Orson's Shadow

Review by Willard Manus

Austin Pendleton's backstage comedy, ORSON'S SHADOW, derives its laughs from the collision of several swollen artistic egos as they battle each other for dominance. Kenneth Tynan, Orson Welles and Laurence Olivier are the main contestants, joined by Joan Plowright and Vivien Leigh (plus a waspish stagehand). This theatrical equivalent of a roman a clef has been seen in L.A. before (in an Equity-waiver production at the Black Dahlia seven years ago), but now the Pasadena Playhouse has given the play new, much glossier life.

Set in 1960, ORSON'S SHADOW opens on the bare stage of Dublin's Gaiety Theatre, where a nervous, chain-smoking Tynan (Scott Lowell) is attempting to persuade his old pal Welles (Bruce McGill) to come to London to direct Olivier (Charles Shaughnessy) in a National Theatre production of Ionesco's absurdist play, "Rhinoceros." Tynan, the premiere drama critic of his time, has a couple of ulterior motives. By teaming up Welles and Olivier, the National will get a jolt of energy enabling it to shed its traditional, fuddy-duddy ways and spring to the forefront of modern British theatre. Tynan would also like to become the dramaturge of the new, chance-taking National.

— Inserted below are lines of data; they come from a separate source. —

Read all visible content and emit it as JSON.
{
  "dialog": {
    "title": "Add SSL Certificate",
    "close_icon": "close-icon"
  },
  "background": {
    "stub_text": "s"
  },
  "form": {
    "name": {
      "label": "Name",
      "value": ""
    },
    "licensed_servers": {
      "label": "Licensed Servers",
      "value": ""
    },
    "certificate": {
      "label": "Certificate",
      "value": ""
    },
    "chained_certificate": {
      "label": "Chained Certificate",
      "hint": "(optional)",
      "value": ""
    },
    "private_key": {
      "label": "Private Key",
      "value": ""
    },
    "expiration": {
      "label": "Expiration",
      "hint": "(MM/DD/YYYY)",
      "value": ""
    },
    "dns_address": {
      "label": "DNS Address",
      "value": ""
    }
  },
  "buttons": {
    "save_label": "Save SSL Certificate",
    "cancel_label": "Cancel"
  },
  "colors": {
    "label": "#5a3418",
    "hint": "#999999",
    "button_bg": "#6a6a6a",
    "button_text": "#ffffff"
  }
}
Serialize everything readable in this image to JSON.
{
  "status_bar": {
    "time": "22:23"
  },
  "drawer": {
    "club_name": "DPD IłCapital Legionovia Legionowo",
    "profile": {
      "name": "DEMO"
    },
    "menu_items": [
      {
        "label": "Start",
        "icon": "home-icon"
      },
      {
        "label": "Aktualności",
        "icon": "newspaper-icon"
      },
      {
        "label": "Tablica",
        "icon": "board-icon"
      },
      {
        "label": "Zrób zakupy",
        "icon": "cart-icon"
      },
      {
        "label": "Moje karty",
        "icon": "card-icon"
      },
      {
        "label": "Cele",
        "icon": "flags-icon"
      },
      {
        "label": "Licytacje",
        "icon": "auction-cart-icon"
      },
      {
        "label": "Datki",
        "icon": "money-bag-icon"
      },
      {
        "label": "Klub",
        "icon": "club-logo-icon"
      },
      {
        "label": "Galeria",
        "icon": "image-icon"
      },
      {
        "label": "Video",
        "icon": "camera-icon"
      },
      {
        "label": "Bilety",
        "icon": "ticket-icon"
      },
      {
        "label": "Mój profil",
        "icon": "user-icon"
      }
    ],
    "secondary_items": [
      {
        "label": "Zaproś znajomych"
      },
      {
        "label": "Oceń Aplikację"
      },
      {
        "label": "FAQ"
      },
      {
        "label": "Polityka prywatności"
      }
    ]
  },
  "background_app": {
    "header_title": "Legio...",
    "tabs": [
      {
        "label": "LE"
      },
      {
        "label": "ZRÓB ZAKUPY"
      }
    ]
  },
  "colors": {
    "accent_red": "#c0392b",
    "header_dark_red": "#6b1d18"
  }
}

Welles needs a great deal of persuading in Act One. Not only is he in Dublin performing his solo Falstaff show Chimes At Midnight (as a way of raising funds for the movie version), he doubts strongly whether he and Olivier could peacefully co-exist as managers of the National. On the other hand, he is not only persona non grata in Hollywood, his Dublin show is bombing. Grossly overweight and unhappy about the decline in his fortunes, he allows himself to be tempted by Tynan.

Act Two takes place on the stage of the Royal Court in London, where Tynan, Welles and Olivier meet to discuss--make that squabble over--Tynan's proposal. This is where ORSON'S SHADOW comes most alive as the two giants of stage and screen bang heads (with Tynan refereeing). Pendleton gives both men caustically witty things to say, even as he uncovers their dark, insecure sides.

Complicating things are the two women in Olivier's life. Sharon Lawrence plays his wife, Vivien Leigh, who has recently triumphed in A Street Car Named Desire despite her fragile mental state. Libby West plays Olivier's mistress, Joan Plowright, a spunky young actress whose career is before her (unlike Welles, Olivier and even Tynan, whose best days are in the past).

As directed by Damaso Rodriguez, the cast of ORSON'S SHADOW does yeoman work in bringing these wellknown characters to life, a near-impossible challenge considering that three of them--Welles, Olivier and Leigh--were bona fide geniuses. You can't impersonate genius. Either you have it or you don't.

The cast substitutes shtick for substance, but does it well enough to make the play work (aided by Pendleton's deft dialogue). Rodriguez's direction is clumsy (the actors often block each other while speaking), but he does keep the story moving along efficiently.

A more apt title for this play would have been Chimes At Midnight, for it really is a farewell, an elegy, to Olivier, Welles and Leigh. All three of them, we learn in an epitaph delivered by Plowright, faded from prominence in the next decade. Olivier did Rhinoceros, but never acted on stage after that (owing to illness); Welles never completed his Shakespearean films, and Leigh died soon after Olivier divorced her.

Presently running at Pasadena Playhouse, 39 S. El Molino Ave, is a new musical (based on the 1980s movie), Mask, written by Anna Hamilton Phelan, music & lyrics by Barry Mann and Cynthia Weil. Call 626-356-PLAY or visit pasadenaplayhouse.org